Tuesday, March 22, 2011

Happy Birthday William Shatner!

Today is William Shatner's 80th birthday. You've gotta admire the guy. For a while it looked like he was forever going to be typecast as Captain Kirk, but then in the mid-90s, he went through a career resurgence. After Captain Kirk was disappointingly killed on-screen in Star Trek Generations, Shatner went on to pen several memoirs, co-author ten Star Trek novels, and get a new lease on his career by sending up his image in Priceline commercials.

But even after that he still spent the first few years of the millennium appearing in low-budget direct-to-DVD fare and Hallmark movies... until his recurring role on The Practice as Denny Crane. The popular character was quickly spun off into Boston Legal, and Shatner officially began the "respected elder statesman" portion of his career, winning the awards and respect that eluded him in the days he wore a Starfleet uniform.

These days he's starring on $#!+ My Dad Says, and he's the lone bright spot on the sitcom. His more interesting venture is the interview show Shatner's Raw Nerve, where his unusual interviewing style leads to conversations more engaging than you'll find on most talk shows. His recent interview with former co-star Walter Koenig was an often-tense conversation between two guys with a lot of history and not all of it pleasent. The Jason Alexander interview was one of the more revealing I've seen with the man. He managed to make Rush Limbaugh seem not sub-human for a few minutes even while confronting the man's arrogance head-on and not giving Rush an opening to pull his usual bulldog replies when challenged. Even when the guest on Raw Nerve is someone you might not usually find interesting, the conversation is worth 22 minutes of attention.

So you have to salute the man. The man's starting his ninth decade and he's keeping busier than most guys half his age. Most actors are lucky to get one iconic role in their careers. Shatner's had at least three: Captain James T. Kirk, Denny Crane... and William Shatner.

What's your favorite Shatner?


  1. I've always liked him best as Don Carter and Bob Wilson in "Nick of Time" and "Nightmare at 20,000 Feet," respectively, from the Twilight Zone.

    I think his acting was brilliant and though he was known for taking on too many roles early in his career, I'm sure he was also offered those roles because he was a good actor.

  2. I didn't forget T.J. Hooker. I just don't think it's one of his iconic roles. The show was successful in its time, but you don't often see it brought up.

    Controversial opinion about Shatner's acting: I think he acts circles around Patrick Stewart in their shared scenes together in Generations.

    Also, if you get a chance, read his book on Star Trek conventions, entitled "Get a Life!" It's full of funny anecdotes.
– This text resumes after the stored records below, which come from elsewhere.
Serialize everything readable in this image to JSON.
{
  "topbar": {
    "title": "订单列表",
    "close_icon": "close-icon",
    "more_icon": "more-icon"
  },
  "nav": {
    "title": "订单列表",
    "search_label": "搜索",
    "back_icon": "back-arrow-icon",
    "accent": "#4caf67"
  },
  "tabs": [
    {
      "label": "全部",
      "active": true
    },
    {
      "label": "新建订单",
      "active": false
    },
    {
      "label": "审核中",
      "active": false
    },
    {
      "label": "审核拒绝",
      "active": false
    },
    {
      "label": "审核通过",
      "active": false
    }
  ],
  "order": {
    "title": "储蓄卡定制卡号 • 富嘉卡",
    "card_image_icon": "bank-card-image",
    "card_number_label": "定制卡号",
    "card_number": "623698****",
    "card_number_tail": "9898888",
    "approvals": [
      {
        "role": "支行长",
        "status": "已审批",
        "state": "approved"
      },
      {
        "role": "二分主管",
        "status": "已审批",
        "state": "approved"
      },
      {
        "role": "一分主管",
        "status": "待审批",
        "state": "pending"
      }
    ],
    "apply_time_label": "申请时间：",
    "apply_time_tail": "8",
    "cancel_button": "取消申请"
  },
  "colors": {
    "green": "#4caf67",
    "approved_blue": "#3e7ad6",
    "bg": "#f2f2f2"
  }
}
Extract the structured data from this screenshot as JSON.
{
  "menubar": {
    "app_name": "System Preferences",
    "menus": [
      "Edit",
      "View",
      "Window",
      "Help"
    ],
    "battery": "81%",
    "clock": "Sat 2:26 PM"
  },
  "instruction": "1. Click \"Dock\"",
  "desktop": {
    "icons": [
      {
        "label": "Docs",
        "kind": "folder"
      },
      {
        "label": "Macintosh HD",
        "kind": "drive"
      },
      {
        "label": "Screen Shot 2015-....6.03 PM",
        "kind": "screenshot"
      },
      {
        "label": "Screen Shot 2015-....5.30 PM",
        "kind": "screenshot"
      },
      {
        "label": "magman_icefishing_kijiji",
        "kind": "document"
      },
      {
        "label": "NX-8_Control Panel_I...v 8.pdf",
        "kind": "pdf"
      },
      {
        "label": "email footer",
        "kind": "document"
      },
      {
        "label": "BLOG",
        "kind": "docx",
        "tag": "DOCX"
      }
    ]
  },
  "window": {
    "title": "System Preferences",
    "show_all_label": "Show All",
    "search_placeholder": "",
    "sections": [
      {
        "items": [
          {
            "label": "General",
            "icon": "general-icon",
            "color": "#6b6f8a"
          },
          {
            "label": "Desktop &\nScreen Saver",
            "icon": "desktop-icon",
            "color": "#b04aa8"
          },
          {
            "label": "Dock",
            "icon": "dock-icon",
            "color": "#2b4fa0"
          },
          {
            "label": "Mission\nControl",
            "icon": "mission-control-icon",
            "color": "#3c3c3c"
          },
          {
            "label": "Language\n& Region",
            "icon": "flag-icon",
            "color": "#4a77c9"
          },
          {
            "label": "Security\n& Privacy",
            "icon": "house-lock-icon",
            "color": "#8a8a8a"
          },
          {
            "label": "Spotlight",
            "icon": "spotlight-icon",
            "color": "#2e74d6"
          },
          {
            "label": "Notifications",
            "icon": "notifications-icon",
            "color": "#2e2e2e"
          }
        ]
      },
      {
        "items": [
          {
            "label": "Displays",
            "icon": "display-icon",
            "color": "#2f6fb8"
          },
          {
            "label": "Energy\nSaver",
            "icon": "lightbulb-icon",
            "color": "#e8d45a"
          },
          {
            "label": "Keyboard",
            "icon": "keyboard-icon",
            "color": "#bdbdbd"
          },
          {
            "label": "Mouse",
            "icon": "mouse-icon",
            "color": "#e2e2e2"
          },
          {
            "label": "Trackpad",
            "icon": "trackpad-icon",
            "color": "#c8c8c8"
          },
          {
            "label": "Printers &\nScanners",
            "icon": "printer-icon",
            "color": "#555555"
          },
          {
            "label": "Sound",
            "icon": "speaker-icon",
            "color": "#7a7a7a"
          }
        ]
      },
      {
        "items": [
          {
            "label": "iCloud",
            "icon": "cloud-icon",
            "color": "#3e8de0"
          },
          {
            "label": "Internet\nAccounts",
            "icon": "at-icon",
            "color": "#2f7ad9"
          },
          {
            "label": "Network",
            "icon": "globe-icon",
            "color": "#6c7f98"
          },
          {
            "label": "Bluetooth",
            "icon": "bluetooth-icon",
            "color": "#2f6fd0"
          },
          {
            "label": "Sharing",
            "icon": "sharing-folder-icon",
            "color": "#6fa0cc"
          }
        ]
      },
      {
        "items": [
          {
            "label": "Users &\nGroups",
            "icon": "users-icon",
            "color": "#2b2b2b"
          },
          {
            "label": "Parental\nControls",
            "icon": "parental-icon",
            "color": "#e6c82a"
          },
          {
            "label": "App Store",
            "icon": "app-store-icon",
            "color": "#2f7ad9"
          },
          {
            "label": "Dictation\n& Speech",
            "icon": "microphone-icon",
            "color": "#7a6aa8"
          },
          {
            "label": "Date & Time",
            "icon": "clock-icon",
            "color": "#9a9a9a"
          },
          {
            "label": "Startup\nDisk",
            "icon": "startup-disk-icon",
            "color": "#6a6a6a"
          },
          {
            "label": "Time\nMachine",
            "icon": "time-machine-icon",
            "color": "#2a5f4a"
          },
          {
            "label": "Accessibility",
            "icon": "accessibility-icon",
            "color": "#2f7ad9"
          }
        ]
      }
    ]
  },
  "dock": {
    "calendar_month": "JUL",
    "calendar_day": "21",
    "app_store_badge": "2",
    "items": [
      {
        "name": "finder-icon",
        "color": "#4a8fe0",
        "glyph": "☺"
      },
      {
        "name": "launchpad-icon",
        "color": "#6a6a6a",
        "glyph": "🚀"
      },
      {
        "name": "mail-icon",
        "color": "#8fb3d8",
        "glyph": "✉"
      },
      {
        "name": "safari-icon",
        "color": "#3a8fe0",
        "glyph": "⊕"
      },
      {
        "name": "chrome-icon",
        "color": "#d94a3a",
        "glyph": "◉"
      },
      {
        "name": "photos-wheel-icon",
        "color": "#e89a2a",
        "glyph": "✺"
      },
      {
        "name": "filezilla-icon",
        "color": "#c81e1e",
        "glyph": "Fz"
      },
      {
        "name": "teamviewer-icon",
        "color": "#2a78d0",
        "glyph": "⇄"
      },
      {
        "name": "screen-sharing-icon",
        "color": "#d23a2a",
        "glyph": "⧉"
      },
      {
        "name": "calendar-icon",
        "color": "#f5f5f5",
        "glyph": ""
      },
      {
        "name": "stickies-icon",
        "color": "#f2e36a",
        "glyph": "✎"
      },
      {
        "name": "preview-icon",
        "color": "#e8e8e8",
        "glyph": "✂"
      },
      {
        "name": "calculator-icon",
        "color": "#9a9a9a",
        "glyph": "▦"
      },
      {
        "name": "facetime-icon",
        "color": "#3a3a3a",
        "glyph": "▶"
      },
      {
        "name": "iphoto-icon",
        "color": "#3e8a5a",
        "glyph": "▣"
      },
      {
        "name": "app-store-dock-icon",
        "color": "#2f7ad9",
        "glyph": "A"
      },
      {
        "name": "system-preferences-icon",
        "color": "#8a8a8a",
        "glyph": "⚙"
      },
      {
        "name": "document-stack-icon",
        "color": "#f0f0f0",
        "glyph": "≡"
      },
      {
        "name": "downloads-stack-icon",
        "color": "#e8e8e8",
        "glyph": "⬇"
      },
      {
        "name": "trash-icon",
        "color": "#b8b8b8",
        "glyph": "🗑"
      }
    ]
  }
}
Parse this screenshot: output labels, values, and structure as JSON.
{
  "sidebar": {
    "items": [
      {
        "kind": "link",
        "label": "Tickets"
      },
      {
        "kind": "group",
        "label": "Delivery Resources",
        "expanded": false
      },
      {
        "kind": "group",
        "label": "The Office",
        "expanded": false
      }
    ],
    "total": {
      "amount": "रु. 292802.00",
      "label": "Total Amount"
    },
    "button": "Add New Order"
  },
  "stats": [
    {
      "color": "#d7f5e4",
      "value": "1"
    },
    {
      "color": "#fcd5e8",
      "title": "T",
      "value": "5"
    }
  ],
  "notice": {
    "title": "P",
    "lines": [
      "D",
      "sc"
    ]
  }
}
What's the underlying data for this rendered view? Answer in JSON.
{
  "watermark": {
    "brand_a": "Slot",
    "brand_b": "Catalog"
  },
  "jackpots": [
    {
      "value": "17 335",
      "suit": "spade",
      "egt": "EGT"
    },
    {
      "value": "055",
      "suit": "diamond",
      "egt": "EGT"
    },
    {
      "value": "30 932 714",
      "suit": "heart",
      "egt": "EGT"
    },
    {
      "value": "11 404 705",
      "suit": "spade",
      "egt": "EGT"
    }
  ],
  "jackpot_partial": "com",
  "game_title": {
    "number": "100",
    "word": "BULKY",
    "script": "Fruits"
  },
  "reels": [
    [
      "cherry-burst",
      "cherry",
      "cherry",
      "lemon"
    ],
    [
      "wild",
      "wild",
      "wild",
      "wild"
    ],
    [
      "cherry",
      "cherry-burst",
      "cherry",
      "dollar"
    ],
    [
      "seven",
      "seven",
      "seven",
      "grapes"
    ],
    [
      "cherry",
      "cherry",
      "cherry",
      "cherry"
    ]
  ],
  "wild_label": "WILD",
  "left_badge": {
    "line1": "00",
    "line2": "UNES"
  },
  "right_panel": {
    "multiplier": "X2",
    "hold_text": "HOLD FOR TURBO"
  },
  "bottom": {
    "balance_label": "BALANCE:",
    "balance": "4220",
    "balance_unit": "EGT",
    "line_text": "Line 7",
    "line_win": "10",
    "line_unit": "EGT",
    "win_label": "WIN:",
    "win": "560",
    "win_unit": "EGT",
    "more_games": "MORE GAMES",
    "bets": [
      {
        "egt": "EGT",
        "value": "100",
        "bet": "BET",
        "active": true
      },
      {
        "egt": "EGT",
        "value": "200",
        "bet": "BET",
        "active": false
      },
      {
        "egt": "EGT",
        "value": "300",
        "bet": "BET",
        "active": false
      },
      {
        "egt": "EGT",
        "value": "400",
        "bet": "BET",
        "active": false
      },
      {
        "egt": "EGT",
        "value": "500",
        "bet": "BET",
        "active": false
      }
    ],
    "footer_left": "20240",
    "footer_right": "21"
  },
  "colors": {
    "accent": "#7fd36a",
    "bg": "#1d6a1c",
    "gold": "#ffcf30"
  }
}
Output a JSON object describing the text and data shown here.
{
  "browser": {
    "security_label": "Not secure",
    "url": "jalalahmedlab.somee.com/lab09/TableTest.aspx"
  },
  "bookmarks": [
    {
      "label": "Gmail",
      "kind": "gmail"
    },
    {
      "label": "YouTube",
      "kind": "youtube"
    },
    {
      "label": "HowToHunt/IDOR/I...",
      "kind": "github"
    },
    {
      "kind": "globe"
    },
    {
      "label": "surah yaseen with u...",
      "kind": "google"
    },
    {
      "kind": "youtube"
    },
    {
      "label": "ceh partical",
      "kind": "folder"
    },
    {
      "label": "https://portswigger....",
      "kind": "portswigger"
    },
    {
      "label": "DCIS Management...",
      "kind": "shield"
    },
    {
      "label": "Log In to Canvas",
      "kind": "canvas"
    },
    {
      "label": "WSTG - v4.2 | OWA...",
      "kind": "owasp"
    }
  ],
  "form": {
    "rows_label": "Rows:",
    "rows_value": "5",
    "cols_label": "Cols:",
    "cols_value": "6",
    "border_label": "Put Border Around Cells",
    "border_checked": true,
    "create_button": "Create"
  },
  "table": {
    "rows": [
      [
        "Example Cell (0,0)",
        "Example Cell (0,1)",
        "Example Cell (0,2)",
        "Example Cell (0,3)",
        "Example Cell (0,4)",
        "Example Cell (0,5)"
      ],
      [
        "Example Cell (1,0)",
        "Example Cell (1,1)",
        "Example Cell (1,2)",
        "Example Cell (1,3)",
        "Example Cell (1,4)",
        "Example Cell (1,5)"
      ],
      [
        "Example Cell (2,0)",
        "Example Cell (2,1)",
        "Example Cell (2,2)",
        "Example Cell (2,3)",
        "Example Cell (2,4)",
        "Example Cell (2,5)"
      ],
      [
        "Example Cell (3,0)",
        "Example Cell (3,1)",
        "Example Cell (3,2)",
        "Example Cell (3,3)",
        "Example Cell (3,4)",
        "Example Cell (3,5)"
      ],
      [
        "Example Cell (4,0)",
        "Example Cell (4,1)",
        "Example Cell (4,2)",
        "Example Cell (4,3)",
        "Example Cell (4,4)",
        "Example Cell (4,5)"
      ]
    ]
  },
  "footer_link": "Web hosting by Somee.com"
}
  3. But - but - I LIKE TJ Hooker! I've only recently started rewatching it and realized I couldn't appreciate it as a child the way I do now as an adult. It's a bit hokey and there's some things in it I'm sure aren't at all realistic - but then again, neither is L&O:SVU. And I realized that even for now it's rather edgy. Things that L&O:SVU don't even cover. They're perfectly willing to show Catholic priests raping little boys - but TJ Hooker had an atheist raping an Episcopal (woman) priest. Something you'd never see on L&O.

    And I've always preferred Nick Of Time over Nightmare myself.

  4. I challenge anyone who questions Shatner's acting ability to watch Spock's funeral scene in ST2. There's so much going on there.

    I just finished speccing Shit My Dad Says. I never expected to have such a great time writing lines for Shatner, even knowing that he would never say them. The man is the total package.

  5. For great insight into how Nick Meyer got that performance out of Shatner, one MUST read Meyer's book "View from the Bridge." He talks about how in one scene, Shatner kept overplaying a line. It's a moment where Khan - in his stolen Starfleet ship - has Kirk and the Enterprise at his mercy and he gives Kirk 60 seconds to surrender all the material they have on the Genesis Project.

    What Khan doesn't know is that Kirk has access to security codes that could be used to force down Khan's deflector shields. When the time expires, Kirk says, "Here it comes," which to Khan means "here comes the data," but to Kirk and his crew, it means "Take THIS!"

    The problem was that Shatner kept playing it with a sing-song "here it co-omes!" Meyer kept reminding him, "Khan's a supergenius, Bill. He'll figure out what you're up to if you play it like that." But Shatner kept telegraphing it in his delivery - until Meyer shot so many takes that Bill got bored, just said the line, and THAT is the take that's in the film.

    You can see it HERE.

    Meyer's book is full of directing insight like that, and has some interesting notes about directing Ricardo Montelban. Shatner's a good actor, but he just needs a director who knows how to mold that raw ability.

    I'd also point to the scene in Trek III when Kirk learns of the murder of his son as another of Shatner's better acting moments.